Data about app and page elements

------------

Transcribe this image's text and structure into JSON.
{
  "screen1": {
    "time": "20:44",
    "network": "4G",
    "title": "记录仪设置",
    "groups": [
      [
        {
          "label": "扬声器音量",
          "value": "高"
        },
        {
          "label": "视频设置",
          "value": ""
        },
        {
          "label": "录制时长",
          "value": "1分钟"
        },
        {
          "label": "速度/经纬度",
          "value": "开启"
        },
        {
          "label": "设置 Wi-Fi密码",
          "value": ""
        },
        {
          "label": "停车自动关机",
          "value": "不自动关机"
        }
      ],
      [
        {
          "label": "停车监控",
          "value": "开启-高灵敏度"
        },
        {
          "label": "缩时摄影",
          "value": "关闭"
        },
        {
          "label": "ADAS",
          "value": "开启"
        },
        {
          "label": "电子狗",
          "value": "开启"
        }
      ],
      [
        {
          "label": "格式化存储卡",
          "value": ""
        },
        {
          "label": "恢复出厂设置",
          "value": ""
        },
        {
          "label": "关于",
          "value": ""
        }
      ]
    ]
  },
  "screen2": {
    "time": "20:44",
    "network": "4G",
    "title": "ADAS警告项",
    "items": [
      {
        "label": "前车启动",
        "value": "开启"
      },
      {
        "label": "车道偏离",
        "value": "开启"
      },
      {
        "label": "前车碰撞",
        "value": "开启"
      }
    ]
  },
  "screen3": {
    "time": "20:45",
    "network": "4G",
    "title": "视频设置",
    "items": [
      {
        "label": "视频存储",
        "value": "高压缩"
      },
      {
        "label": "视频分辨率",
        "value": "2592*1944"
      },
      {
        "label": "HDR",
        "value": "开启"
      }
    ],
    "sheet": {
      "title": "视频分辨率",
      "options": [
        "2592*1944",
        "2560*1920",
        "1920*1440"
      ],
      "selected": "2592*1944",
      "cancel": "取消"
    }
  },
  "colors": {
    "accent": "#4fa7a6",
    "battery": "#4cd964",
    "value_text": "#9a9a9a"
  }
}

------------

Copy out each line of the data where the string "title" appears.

**The completed task**.
    "title": "记录仪设置",
    "title": "ADAS警告项",
    "title": "视频设置",
      "title": "视频分辨率",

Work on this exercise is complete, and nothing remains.